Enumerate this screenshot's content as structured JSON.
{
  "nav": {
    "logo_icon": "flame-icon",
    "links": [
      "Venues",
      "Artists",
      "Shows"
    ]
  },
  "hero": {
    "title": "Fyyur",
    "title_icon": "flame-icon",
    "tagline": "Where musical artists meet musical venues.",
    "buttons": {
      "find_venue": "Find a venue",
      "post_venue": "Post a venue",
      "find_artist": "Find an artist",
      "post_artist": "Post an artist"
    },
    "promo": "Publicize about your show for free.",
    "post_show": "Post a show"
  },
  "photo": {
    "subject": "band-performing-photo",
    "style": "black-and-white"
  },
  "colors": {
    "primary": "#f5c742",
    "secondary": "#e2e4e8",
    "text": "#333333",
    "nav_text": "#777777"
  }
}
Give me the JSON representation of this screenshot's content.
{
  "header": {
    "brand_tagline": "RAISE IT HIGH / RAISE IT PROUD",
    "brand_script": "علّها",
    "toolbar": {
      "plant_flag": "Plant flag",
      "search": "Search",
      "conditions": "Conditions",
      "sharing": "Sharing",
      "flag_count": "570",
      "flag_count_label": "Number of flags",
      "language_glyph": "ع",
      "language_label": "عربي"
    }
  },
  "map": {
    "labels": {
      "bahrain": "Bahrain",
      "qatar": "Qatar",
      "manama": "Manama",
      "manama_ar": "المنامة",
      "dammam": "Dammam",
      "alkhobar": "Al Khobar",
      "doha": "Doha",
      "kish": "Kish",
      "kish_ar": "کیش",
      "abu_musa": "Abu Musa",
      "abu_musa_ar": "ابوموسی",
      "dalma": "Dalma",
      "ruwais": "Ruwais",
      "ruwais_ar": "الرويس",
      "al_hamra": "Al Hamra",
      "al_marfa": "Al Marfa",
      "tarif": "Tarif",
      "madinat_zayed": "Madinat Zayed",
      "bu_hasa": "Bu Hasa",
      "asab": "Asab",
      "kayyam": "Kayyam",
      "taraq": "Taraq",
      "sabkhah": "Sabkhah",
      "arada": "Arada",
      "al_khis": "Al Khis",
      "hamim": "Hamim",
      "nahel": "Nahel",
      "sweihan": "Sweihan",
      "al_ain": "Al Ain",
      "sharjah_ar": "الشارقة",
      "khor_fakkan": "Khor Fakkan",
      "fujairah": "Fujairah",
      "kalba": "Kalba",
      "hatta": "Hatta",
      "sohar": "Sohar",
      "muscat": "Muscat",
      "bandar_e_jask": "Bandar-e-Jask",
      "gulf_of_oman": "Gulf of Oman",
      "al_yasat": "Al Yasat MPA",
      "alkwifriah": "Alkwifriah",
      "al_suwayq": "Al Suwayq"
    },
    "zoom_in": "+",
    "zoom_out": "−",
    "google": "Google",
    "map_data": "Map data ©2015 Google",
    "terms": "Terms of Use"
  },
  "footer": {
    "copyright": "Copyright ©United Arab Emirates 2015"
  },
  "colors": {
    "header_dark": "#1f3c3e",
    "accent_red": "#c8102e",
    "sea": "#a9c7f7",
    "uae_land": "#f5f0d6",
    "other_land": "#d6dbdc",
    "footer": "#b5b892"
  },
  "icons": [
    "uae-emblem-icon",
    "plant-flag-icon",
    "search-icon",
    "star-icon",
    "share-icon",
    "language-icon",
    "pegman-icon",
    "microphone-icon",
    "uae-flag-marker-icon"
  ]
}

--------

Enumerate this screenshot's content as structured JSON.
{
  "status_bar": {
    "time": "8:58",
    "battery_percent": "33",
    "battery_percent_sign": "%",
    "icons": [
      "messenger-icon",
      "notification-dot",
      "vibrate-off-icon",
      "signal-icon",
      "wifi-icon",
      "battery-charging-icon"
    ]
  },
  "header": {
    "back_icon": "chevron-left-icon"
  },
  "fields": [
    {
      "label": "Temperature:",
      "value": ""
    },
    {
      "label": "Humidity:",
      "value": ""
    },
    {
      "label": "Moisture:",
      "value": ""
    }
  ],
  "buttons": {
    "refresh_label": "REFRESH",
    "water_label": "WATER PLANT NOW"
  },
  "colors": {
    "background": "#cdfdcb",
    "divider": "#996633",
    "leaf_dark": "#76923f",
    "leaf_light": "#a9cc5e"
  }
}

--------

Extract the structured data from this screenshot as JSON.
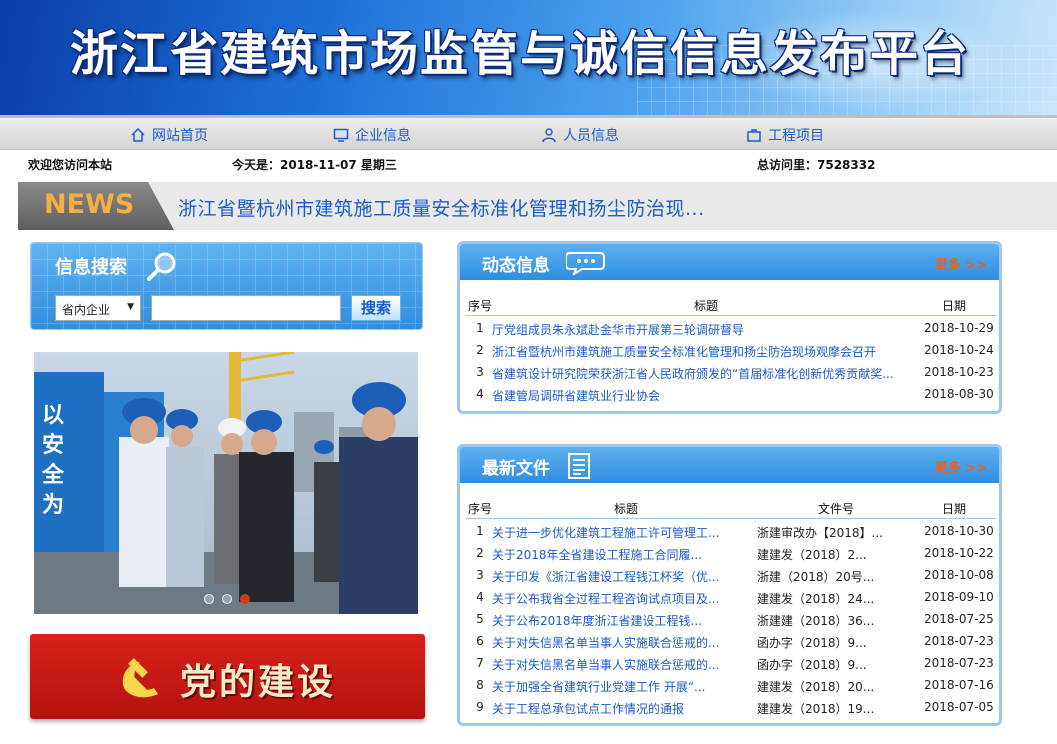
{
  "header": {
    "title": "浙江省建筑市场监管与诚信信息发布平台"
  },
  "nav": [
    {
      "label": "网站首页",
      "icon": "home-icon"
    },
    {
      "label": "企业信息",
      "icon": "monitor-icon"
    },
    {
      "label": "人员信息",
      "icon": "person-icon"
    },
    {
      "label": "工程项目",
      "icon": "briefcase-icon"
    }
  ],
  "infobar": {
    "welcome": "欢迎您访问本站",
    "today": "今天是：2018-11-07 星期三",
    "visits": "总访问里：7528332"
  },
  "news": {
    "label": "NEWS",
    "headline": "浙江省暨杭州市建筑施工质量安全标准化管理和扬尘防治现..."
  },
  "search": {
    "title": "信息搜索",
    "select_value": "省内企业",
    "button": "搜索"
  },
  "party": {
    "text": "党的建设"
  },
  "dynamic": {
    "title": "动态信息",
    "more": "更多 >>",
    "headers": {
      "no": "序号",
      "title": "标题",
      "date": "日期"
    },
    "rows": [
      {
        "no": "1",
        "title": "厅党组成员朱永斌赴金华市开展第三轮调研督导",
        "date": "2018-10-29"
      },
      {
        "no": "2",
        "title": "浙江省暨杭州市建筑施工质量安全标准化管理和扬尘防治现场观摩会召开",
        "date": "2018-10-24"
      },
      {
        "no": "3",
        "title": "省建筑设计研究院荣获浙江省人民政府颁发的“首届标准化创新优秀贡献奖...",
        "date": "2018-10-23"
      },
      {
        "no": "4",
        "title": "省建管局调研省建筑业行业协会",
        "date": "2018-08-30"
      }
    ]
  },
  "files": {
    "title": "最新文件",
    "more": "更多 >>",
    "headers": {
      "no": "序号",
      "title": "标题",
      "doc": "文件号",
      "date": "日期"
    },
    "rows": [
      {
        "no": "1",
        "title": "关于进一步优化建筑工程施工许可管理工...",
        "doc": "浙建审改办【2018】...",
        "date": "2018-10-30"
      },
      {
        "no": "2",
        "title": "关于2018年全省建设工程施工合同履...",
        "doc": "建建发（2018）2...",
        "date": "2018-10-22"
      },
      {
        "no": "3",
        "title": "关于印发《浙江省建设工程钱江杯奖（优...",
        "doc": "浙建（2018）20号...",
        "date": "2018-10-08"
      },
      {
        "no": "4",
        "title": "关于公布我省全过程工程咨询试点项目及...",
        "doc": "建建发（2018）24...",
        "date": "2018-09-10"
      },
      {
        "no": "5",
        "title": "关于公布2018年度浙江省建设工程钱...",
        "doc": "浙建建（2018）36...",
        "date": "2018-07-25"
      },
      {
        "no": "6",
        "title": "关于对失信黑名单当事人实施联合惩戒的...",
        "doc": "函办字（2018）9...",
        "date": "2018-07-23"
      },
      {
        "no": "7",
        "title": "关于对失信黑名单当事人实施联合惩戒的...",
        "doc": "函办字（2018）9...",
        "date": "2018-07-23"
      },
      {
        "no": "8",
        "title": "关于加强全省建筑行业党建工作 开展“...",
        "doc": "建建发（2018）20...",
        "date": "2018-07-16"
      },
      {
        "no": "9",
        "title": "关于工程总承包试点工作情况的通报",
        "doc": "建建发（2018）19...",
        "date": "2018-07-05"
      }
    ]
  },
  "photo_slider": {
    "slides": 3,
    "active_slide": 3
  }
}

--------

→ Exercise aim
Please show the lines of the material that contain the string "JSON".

→ Response area
Enumerate this screenshot's content as structured JSON.
Give me the JSON representation of this screenshot's content.
Enumerate this screenshot's content as structured JSON.
Extract the structured data from this screenshot as JSON.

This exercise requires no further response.